RFE/RL: I understand some of your ambulances have actually been hit by Israeli attacks in the south. Can you tell us a little bit about that?
Lebanese civilians crossing the border into Syria on July 17 (epa)
There have been two ambulances of the Lebanese Red Cross, which we support financially and technically. Two of the ambulances yesterday were meeting at the midpoint between two villages to hand over [patients]. One of them was handing over injured and wounded to another ambulance. At the midpoint, they were handing over the injured and apparently they were hit, [by a] direct hit on the ambulances. Some of the Lebanese volunteers were injured and the ambulances were heavily damaged. We, as the International Committee of the Red Cross, contacted the Israeli authorities to ask for the green light to go and evacuate the wounded, and we had that green light. We sent another Red Cross ambulance to evacuate the wounded from the spot.
RFE/RL: In the Tyre district in the south, there are apparently more than 100,000 people there who are at risk of running out of food and water. What is the ICRC doing there, if anything?
Hassan: We do have some people there. And today, actually, another convoy is going there. Already, two convoys sent by the ICRC have arrived there; and today, a third is going there this morning, and it’s carrying foodstuffs. We are doing our best to get all the foodstuffs necessary, but it’s by far not sufficient for the time being.
RFE/RL: Would you say the people who are internally displaced, from south Beirut and southern Lebanon, are seeking to flee the country or simply the areas hardest hit in the Israeli offensive?
Hassan: Usually, most of the people are just fleeing to other areas of Lebanon. This has happened before in many periods in Lebanon: in 2006, in ’94, in ’82, and ’75. And people usually flee to other areas in Lebanon. However, many people also did decide to leave the country, either they are preparing for that or they have already left. But we don’t have any specifics about that.
RFE/RL: And what’s the situation like, generally speaking, in Beirut. Can you give us a picture? We have seen television images that show the southern Shi’ite suburbs of Beirut to be absolutely destroyed. What’s life like in the city at large, the rest of the city?
Hassan: The images you are speaking about are the images we have seen here as well in Lebanon. It’s exactly in the southern suburbs of Beirut. People have fled also and evacuated either to Beirut capital city or to other areas of Lebanon. If you want to have a picture about the general life in Beirut, let’s say, I can tell you that people are stressed, they are afraid. They are waiting for something, but they don’t know what it is, I guess. Beirut used to be a very lively city. Now, most of the shops are closed. The only shops that are open are basically food: restaurants and snack houses, etc. It’s quite difficult and I can repeat again that people are stressed.
RFE/RL: What’s the main message, then, that you are seeking to convey to the international community?
Hassan: The message we have conveyed already many times, and we are repeating, is that the parties of the conflict, specially, we are urging them to conduct their military operations in respect to international humanitarian law in order to lessen the human suffering, and spare the lives of civilians.
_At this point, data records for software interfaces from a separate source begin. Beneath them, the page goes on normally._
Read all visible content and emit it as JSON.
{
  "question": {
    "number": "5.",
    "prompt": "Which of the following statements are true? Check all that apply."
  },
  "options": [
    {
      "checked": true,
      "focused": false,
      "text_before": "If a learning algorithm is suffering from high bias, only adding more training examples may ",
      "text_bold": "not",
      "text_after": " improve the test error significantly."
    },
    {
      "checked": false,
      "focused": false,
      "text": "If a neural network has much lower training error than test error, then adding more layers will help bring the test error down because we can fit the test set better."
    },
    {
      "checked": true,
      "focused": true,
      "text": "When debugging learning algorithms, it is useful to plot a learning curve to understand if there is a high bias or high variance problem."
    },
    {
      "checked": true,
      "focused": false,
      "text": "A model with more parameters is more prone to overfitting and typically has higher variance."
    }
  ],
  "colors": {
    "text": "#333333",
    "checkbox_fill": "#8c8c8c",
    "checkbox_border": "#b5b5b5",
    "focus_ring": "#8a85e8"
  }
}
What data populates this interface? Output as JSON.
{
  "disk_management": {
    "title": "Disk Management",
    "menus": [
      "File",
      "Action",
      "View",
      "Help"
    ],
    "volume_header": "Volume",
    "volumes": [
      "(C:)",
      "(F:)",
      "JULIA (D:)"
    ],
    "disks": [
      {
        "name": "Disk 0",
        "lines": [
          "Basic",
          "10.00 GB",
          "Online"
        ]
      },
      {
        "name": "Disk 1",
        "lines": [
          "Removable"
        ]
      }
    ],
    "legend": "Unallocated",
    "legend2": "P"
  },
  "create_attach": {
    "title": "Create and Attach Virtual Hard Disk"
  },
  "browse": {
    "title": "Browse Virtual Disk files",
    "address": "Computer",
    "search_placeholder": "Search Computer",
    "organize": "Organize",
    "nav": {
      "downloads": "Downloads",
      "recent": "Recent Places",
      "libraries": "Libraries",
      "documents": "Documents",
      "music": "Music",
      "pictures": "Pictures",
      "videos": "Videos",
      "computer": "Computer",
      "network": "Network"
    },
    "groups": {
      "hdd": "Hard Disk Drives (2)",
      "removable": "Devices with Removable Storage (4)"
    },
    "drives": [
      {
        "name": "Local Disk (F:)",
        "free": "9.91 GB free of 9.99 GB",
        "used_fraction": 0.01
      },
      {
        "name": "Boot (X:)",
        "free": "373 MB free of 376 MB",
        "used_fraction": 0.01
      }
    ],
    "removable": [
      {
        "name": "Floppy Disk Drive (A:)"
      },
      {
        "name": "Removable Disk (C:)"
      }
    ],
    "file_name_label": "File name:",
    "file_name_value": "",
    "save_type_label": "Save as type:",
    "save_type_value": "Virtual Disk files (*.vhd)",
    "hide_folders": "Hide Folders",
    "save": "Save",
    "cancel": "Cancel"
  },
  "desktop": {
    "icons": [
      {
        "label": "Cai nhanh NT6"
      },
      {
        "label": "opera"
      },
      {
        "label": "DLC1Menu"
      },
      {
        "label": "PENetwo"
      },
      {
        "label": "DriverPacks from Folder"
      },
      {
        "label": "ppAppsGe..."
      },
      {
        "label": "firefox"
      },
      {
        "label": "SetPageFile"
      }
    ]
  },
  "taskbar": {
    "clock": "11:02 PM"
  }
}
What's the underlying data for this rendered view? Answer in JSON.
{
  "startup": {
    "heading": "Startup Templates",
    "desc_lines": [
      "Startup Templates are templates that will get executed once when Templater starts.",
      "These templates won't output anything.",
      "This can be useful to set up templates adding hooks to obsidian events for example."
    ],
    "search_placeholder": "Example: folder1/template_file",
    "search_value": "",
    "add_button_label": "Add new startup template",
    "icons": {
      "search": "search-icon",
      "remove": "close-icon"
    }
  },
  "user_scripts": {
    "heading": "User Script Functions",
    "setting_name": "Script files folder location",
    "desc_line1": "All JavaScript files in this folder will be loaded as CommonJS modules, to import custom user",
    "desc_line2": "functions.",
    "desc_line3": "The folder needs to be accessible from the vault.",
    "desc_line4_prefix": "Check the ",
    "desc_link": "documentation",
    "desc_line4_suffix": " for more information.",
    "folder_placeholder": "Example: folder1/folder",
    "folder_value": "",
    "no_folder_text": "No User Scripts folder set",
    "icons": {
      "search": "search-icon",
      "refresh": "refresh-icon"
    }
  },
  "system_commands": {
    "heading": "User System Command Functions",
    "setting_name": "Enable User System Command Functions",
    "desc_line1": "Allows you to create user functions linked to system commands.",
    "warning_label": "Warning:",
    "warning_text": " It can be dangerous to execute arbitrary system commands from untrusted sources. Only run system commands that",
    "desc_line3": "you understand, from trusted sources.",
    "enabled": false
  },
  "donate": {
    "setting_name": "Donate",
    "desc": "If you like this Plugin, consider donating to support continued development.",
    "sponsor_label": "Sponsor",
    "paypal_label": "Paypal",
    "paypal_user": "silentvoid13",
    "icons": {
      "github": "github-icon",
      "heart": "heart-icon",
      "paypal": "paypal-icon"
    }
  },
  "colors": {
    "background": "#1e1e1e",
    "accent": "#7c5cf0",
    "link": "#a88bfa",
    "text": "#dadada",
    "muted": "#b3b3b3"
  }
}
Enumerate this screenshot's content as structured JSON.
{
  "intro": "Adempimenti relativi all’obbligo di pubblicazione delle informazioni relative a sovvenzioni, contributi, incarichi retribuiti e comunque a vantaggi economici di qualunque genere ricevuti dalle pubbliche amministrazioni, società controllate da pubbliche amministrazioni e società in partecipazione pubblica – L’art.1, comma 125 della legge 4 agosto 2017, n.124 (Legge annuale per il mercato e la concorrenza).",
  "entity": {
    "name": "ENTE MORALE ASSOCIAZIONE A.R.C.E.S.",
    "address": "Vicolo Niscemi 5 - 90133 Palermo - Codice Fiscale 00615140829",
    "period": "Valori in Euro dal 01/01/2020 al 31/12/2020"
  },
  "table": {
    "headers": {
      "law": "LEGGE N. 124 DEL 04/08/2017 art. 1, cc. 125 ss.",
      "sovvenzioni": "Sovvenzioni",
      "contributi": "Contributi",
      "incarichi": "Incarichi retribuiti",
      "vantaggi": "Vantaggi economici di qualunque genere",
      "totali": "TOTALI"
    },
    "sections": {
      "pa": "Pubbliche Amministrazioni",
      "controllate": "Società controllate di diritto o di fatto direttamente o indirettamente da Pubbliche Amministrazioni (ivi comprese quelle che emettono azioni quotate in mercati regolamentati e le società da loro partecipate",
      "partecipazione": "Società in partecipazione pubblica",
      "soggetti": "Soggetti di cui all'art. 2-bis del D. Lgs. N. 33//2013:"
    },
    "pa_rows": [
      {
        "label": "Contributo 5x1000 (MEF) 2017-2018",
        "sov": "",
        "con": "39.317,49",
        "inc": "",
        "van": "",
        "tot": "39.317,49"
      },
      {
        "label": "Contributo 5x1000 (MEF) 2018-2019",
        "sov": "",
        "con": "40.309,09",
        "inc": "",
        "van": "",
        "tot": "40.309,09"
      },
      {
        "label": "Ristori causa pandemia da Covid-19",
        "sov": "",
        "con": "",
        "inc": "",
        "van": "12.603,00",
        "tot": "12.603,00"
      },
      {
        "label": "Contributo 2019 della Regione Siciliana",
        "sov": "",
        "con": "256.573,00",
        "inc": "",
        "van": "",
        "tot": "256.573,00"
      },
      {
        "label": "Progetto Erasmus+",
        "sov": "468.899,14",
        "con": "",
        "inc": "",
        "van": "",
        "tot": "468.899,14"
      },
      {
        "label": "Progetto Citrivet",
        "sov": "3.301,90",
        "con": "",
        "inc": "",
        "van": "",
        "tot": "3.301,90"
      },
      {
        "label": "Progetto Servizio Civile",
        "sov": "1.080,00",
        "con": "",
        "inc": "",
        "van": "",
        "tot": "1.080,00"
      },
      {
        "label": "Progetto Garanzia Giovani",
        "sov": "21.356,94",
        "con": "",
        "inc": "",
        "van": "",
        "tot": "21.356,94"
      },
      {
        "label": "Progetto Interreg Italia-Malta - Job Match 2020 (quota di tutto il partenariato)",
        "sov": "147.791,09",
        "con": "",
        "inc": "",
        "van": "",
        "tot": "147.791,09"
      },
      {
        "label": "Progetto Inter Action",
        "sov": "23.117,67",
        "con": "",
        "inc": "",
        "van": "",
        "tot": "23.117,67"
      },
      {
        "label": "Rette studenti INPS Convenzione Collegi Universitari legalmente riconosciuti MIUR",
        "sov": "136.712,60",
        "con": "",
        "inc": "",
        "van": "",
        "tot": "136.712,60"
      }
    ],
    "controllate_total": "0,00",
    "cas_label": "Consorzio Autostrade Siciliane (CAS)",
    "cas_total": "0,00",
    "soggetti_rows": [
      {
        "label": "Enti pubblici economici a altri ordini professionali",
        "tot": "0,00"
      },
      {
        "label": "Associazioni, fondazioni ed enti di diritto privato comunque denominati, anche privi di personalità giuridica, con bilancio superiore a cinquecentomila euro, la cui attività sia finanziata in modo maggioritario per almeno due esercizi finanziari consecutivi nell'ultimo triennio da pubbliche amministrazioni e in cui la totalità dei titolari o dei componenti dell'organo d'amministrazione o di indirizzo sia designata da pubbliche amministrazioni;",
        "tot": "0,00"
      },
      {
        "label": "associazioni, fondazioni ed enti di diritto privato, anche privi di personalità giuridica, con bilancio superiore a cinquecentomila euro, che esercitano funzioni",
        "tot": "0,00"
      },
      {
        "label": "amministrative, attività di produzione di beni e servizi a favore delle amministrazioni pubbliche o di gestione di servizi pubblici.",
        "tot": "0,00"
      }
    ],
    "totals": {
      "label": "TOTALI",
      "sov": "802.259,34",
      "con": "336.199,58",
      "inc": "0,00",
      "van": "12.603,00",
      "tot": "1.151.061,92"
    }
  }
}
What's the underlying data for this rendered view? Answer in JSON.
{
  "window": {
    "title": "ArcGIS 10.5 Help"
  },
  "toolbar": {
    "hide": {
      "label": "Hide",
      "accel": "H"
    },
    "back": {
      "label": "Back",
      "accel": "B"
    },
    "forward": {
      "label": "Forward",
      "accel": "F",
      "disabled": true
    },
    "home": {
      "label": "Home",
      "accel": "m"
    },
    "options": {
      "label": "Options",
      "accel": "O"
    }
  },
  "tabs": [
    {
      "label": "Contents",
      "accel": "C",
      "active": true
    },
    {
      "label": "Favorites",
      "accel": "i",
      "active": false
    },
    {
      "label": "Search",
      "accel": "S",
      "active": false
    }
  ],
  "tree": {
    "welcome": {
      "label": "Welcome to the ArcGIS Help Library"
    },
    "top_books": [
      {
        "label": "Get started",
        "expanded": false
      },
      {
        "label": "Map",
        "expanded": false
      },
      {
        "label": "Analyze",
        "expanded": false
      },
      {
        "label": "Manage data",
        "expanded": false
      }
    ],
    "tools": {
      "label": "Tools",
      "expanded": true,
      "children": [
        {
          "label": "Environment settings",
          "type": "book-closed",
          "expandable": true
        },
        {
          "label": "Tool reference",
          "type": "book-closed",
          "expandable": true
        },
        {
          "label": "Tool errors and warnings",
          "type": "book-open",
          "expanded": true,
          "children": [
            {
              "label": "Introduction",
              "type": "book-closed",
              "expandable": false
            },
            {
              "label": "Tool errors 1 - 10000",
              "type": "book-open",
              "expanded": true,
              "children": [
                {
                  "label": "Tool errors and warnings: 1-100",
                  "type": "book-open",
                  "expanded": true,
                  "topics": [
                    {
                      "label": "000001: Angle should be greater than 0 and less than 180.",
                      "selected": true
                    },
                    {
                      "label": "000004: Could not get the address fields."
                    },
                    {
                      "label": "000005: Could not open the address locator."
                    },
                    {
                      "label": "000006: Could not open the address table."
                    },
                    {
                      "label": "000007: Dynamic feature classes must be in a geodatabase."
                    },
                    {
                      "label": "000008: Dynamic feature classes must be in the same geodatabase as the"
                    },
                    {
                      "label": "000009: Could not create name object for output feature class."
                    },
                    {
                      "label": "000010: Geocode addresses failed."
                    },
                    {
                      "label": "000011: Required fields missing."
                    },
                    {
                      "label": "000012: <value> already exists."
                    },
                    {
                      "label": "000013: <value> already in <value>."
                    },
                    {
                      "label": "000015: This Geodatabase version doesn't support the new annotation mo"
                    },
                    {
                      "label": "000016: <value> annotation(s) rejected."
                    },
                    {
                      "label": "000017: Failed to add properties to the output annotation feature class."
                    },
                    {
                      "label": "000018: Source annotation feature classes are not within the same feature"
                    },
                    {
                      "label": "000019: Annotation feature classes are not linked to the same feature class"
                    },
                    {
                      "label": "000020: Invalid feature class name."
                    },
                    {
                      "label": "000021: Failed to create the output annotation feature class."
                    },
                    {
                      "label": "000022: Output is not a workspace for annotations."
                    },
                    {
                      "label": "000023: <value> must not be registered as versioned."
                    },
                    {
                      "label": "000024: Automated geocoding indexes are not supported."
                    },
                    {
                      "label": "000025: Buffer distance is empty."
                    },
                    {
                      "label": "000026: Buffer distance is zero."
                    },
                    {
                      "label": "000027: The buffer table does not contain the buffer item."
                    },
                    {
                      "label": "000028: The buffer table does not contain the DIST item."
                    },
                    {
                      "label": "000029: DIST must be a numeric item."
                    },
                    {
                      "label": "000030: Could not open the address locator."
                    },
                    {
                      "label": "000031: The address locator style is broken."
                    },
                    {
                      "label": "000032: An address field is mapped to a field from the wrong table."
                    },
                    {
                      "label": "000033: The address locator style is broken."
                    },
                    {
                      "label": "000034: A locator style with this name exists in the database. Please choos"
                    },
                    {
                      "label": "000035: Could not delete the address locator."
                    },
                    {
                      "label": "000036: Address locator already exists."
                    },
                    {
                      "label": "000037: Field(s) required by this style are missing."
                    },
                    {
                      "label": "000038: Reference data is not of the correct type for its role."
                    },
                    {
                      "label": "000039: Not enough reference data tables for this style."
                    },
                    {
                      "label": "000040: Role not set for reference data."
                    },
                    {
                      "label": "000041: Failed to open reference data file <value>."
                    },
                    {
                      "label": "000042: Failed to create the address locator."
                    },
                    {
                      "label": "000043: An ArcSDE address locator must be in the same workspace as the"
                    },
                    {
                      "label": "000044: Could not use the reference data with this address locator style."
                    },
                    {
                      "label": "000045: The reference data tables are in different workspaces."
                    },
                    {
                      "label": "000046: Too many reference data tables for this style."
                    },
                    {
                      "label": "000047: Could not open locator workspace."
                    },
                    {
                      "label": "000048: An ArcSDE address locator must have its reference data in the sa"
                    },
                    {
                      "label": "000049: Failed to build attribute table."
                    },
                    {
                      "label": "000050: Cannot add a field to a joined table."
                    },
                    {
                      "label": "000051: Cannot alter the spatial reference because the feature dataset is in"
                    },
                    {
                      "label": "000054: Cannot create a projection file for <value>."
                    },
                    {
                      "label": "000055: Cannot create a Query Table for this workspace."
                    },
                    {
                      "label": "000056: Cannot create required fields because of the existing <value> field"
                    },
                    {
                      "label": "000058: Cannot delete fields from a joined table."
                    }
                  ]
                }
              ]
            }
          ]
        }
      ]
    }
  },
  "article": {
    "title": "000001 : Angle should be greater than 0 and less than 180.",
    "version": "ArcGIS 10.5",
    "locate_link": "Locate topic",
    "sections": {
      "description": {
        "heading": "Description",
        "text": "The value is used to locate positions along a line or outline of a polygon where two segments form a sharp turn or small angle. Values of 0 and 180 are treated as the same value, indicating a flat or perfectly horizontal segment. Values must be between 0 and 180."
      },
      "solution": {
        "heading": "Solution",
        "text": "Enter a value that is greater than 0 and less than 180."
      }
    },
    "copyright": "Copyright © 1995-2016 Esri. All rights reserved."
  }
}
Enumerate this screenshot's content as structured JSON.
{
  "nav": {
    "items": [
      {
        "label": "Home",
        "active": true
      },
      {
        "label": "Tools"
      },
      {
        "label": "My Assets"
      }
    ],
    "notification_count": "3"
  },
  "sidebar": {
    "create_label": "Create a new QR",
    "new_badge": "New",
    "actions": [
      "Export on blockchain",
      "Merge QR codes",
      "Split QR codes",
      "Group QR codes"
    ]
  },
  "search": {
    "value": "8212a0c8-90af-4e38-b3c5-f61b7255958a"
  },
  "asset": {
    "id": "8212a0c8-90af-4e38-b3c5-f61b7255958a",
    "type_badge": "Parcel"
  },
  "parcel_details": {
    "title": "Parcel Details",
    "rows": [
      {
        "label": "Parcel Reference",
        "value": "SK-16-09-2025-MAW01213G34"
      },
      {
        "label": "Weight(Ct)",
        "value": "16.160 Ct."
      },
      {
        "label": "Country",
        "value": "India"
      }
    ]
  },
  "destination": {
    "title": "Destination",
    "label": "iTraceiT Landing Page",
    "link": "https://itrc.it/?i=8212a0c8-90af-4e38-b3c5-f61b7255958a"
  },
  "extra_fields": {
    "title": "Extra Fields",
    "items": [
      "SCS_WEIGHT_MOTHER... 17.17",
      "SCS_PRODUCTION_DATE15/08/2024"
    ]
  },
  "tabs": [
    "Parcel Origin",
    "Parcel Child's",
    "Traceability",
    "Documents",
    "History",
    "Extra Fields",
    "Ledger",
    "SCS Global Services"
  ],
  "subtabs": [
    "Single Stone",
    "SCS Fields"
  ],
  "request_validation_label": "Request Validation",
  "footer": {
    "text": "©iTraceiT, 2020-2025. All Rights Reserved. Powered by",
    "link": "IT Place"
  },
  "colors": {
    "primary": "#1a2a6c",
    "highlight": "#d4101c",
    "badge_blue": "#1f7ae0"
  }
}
And we have repeated many times the urgency to let the Lebanese Red Cross and other organizations working in emergency evacuations to be able to work safely, because for the time being, they are the only organizations that are able to reach many areas in the south. They are risking their lives. They are doing a tremendous job in an excellent way. But they need a relatively safe environment to be able to continue their task.